Throughout the school’s history, Sanford has celebrated and respected the unique talents of our community members. We continue to create an inclusive, nurturing environment that instills a healthy respect for differences. Sanford values diversity at our core, including, but not limited to: culture, ethnicity, race, spirituality, gender, gender identity, sexual orientation, learning styles, socio-economic status, and interests.
It is widely accepted that there are significant benefits for all who are immersed in a diverse community, from learning how to appreciate and respect differences to acquiring lifelong skills like communication and listening for understanding. Achieving a diverse community, though, does not inherently lead to a community which values inclusivity and equity. Within any organization that values differences, there is work to be done to help each individual feel important, valued, known and respected. This requires high levels of empathy and a commitment to having difficult conversations. So, what are some ways to work towards this ideal? Where there exist challenges, there are also opportunities for education, self-reflection, and growth. Below are four suggestions to take advantage of the opportunity
There’s no denying that reading is an essential skill for academic success, but the best part of my role as the librarian is showing students how much fun it is to immerse themselves in a good book. My strategies vary based on the age, reading level, and individual style of each student, but below are four of my favorite ways to get kids excited when they visit the library.

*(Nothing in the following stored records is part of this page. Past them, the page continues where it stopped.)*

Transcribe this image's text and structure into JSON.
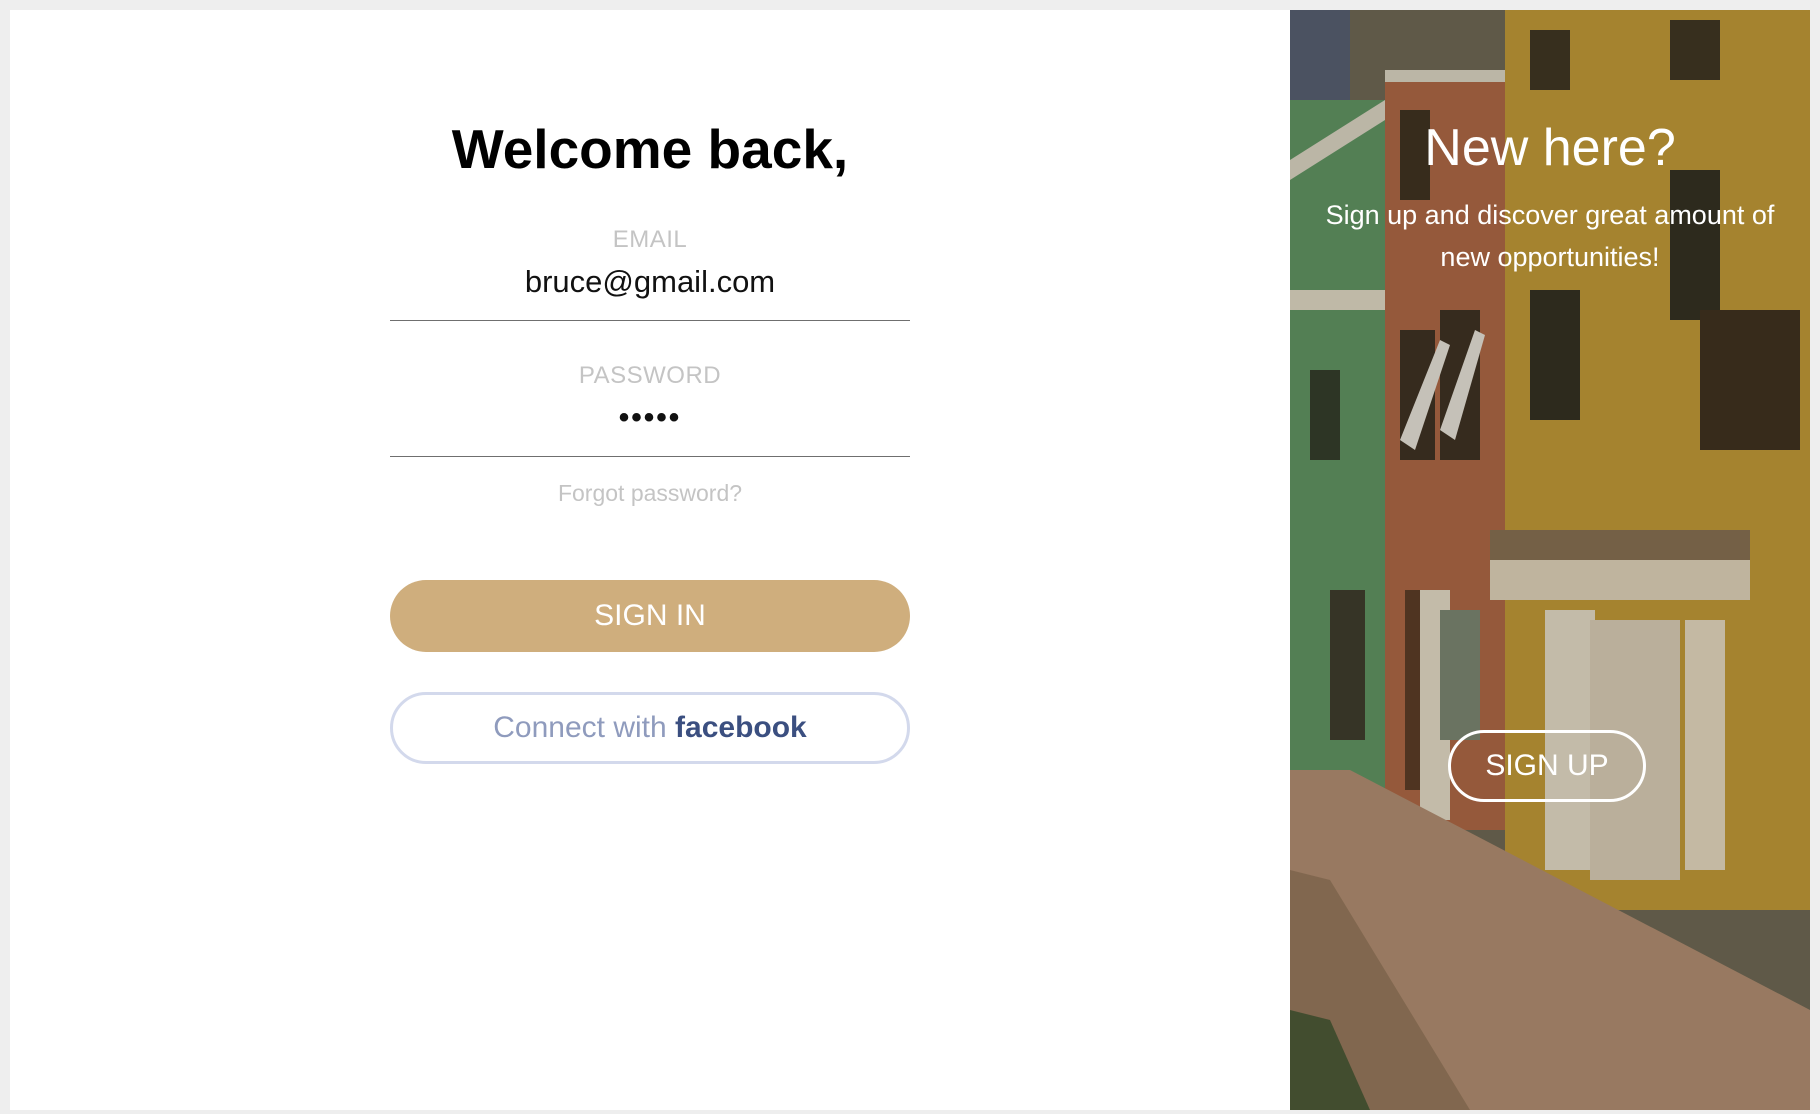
{
  "signin": {
    "title": "Welcome back,",
    "email": {
      "label": "EMAIL",
      "value": "bruce@gmail.com"
    },
    "password": {
      "label": "PASSWORD",
      "value": "•••••"
    },
    "forgot_password": "Forgot password?",
    "signin_button": "SIGN IN",
    "facebook_button": {
      "prefix": "Connect with",
      "brand": "facebook"
    }
  },
  "signup": {
    "title": "New here?",
    "text": "Sign up and discover great amount of new opportunities!",
    "signup_button": "SIGN UP"
  },
  "colors": {
    "accent": "#cfae7d",
    "facebook_brand": "#3b4f80",
    "facebook_border": "#d3d9ec",
    "label_gray": "#c4c4c4"
  }
}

If you love the advantages a private school offers but you’re afraid of the high price tag, Sanford School can help allay your fear. During the past decade, there has been a national shift in the income ranges of families applying for help with tuition costs. At Sanford School, a preschool through grade 12 private school, more than 50% of students receive some form of tuition assistance. The two most common types are need-based financial assistance and merit scholarships.
In a recent TED (Technology, Entertainment, and Design) talk, now-former National Association of Independent Schools' President Pat Bassett presented on “Schools of the Future.” Rather than evoking a Jetsons’ cartoon with robots and hover crafts, the School of the Future looks and feels very much like many in our area. Such schools, Bassett claims, make five institutional shifts.
How Can You Afford a Private School Education?
The big question for many families considering private school is - how can we afford a private school education? There are two ways private schools typically offer tuition assistance. The most common is need-based financial aid where families complete a financial aid application that is separate from the application for admission. The school then evaluates the application to determine how much the family can afford to pay toward tuition. Financial aid awards are given as grants and do not have to be repaid. Often, financial aid awards are renewable until the student graduates from the school